|International Classification||H02K3/50, H02K3/34, H02K1/16, H02K29/08, H02K9/06|
|Cooperative Classification||H02K1/165, H02K2203/03, H02K3/345, H02K3/50, H02K29/08, H02K9/06|
|European Classification||H02K3/50, H02K1/16B, H02K9/06, H02K29/08|
|May 29, 1997||AS||Assignment|
Owner name: GENERAL ELECTRIC COMPANY, NEW YORK
Free format text: ASSIGNMENT OF ASSIGNORS INTEREST;ASSIGNOR:MOLNER, DAVID T.;REEL/FRAME:008530/0584

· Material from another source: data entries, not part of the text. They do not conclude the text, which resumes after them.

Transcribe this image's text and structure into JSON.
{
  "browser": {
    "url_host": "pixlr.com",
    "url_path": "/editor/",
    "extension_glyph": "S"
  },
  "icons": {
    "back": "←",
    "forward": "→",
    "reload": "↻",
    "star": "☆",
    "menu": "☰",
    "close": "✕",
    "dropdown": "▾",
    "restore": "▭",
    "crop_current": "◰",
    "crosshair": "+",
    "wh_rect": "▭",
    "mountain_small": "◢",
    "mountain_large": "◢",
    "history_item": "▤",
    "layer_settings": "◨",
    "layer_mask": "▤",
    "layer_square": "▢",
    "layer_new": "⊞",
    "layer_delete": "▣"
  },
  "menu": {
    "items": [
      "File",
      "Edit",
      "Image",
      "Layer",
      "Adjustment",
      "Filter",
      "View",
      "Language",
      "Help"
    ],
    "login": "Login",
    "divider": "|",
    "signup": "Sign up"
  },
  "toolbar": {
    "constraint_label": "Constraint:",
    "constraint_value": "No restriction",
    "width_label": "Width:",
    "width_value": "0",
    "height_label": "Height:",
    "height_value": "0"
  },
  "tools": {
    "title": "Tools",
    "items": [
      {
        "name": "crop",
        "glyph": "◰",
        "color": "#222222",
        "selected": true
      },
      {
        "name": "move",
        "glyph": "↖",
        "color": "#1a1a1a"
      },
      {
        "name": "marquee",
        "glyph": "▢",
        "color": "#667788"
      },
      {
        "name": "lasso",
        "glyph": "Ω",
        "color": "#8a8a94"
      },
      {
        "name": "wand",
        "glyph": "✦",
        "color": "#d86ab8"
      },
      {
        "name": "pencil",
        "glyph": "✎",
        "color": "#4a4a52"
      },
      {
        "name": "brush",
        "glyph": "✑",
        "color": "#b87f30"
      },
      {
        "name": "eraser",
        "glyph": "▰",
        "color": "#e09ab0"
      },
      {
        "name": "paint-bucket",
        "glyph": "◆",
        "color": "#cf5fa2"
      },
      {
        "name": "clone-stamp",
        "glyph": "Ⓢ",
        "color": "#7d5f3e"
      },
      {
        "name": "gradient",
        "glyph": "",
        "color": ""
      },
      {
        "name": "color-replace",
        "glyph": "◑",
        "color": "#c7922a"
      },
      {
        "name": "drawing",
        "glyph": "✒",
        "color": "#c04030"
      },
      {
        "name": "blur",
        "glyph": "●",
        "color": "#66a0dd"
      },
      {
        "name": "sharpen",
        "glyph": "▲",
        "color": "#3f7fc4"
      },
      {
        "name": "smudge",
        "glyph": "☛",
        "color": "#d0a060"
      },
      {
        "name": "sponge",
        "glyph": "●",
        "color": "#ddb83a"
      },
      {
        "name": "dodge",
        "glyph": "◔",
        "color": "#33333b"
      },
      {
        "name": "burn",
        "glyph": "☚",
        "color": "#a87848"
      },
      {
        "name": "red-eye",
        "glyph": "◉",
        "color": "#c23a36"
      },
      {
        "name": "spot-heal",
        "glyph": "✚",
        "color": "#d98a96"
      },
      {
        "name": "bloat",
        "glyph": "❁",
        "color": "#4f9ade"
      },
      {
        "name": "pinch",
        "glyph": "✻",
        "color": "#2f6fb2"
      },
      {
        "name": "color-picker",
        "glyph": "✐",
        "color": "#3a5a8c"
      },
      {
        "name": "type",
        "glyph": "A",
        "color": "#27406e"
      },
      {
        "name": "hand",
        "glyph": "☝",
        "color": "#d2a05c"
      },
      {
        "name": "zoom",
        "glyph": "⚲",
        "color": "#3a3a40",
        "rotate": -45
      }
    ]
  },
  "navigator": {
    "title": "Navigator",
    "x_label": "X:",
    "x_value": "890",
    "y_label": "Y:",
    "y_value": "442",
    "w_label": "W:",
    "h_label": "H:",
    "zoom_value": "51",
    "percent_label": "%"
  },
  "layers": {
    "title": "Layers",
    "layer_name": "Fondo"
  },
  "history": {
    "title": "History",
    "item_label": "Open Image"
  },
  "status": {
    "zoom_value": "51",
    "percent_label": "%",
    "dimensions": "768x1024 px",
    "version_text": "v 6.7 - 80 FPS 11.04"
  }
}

Effective date: 19970513
|Sep 17, 2002||REMI||Maintenance fee reminder mailed|
|Mar 3, 2003||LAPS||Lapse for failure to pay maintenance fees|
|Apr 29, 2003||FP||Expired due to failure to pay maintenance fee|
Effective date: 20030302